What this task involves: Set down all of the data exactly as it appears.

━━━━━━━━━━━━━━━━━━━━━━━━━━━━━━

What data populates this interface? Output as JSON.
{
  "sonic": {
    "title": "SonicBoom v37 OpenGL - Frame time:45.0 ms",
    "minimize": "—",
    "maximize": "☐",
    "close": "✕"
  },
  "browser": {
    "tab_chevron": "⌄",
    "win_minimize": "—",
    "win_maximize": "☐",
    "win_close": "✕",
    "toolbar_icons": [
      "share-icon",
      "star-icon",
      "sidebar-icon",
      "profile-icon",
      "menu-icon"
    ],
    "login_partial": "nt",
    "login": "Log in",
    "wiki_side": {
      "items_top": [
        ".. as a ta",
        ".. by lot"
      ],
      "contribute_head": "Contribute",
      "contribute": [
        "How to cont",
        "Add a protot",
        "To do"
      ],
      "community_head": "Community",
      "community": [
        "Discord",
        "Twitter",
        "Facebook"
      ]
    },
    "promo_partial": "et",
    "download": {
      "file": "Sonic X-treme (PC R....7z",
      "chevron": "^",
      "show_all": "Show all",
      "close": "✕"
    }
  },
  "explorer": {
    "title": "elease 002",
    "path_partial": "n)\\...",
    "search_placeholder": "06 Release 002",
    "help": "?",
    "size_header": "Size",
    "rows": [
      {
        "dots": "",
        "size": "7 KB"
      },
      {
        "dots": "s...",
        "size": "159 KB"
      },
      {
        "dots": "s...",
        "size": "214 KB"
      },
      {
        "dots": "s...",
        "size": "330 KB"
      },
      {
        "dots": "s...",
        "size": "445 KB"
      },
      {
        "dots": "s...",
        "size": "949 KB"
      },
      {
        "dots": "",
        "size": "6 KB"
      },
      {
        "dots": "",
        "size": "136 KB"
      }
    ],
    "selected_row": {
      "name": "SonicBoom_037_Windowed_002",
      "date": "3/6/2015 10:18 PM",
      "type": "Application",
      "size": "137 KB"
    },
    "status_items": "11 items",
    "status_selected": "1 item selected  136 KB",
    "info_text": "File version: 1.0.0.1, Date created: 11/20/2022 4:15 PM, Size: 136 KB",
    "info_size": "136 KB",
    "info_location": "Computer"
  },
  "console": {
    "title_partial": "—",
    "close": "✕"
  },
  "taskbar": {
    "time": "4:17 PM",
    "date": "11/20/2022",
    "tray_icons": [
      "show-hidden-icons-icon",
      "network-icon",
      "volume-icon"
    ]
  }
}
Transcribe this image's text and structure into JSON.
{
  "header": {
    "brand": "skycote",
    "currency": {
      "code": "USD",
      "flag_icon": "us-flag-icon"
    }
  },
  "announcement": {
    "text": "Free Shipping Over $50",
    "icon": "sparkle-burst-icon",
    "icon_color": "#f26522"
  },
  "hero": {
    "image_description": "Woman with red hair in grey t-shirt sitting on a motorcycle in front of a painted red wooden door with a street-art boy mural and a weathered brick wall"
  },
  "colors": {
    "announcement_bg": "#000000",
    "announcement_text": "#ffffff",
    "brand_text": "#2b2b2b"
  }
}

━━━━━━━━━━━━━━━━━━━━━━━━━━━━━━

Response to the task:
What data populates this interface? Output as JSON.
{
  "sonic": {
    "title": "SonicBoom v37 OpenGL - Frame time:45.0 ms",
    "minimize": "—",
    "maximize": "☐",
    "close": "✕"
  },
  "browser": {
    "tab_chevron": "⌄",
    "win_minimize": "—",
    "win_maximize": "☐",
    "win_close": "✕",
    "toolbar_icons": [
      "share-icon",
      "star-icon",
      "sidebar-icon",
      "profile-icon",
      "menu-icon"
    ],
    "login_partial": "nt",
    "login": "Log in",
    "wiki_side": {
      "items_top": [
        ".. as a ta",
        ".. by lot"
      ],
      "contribute_head": "Contribute",
      "contribute": [
        "How to cont",
        "Add a protot",
        "To do"
      ],
      "community_head": "Community",
      "community": [
        "Discord",
        "Twitter",
        "Facebook"
      ]
    },
    "promo_partial": "et",
    "download": {
      "file": "Sonic X-treme (PC R....7z",
      "chevron": "^",
      "show_all": "Show all",
      "close": "✕"
    }
  },
  "explorer": {
    "title": "elease 002",
    "path_partial": "n)\\...",
    "search_placeholder": "06 Release 002",
    "help": "?",
    "size_header": "Size",
    "rows": [
      {
        "dots": "",
        "size": "7 KB"
      },
      {
        "dots": "s...",
        "size": "159 KB"
      },
      {
        "dots": "s...",
        "size": "214 KB"
      },
      {
        "dots": "s...",
        "size": "330 KB"
      },
      {
        "dots": "s...",
        "size": "445 KB"
      },
      {
        "dots": "s...",
        "size": "949 KB"
      },
      {
        "dots": "",
        "size": "6 KB"
      },
      {
        "dots": "",
        "size": "136 KB"
      }
    ],
    "selected_row": {
      "name": "SonicBoom_037_Windowed_002",
      "date": "3/6/2015 10:18 PM",
      "type": "Application",
      "size": "137 KB"
    },
    "status_items": "11 items",
    "status_selected": "1 item selected  136 KB",
    "info_text": "File version: 1.0.0.1, Date created: 11/20/2022 4:15 PM, Size: 136 KB",
    "info_size": "136 KB",
    "info_location": "Computer"
  },
  "console": {
    "title_partial": "—",
    "close": "✕"
  },
  "taskbar": {
    "time": "4:17 PM",
    "date": "11/20/2022",
    "tray_icons": [
      "show-hidden-icons-icon",
      "network-icon",
      "volume-icon"
    ]
  }
}
Transcribe this image's text and structure into JSON.
{
  "header": {
    "brand": "skycote",
    "currency": {
      "code": "USD",
      "flag_icon": "us-flag-icon"
    }
  },
  "announcement": {
    "text": "Free Shipping Over $50",
    "icon": "sparkle-burst-icon",
    "icon_color": "#f26522"
  },
  "hero": {
    "image_description": "Woman with red hair in grey t-shirt sitting on a motorcycle in front of a painted red wooden door with a street-art boy mural and a weathered brick wall"
  },
  "colors": {
    "announcement_bg": "#000000",
    "announcement_text": "#ffffff",
    "brand_text": "#2b2b2b"
  }
}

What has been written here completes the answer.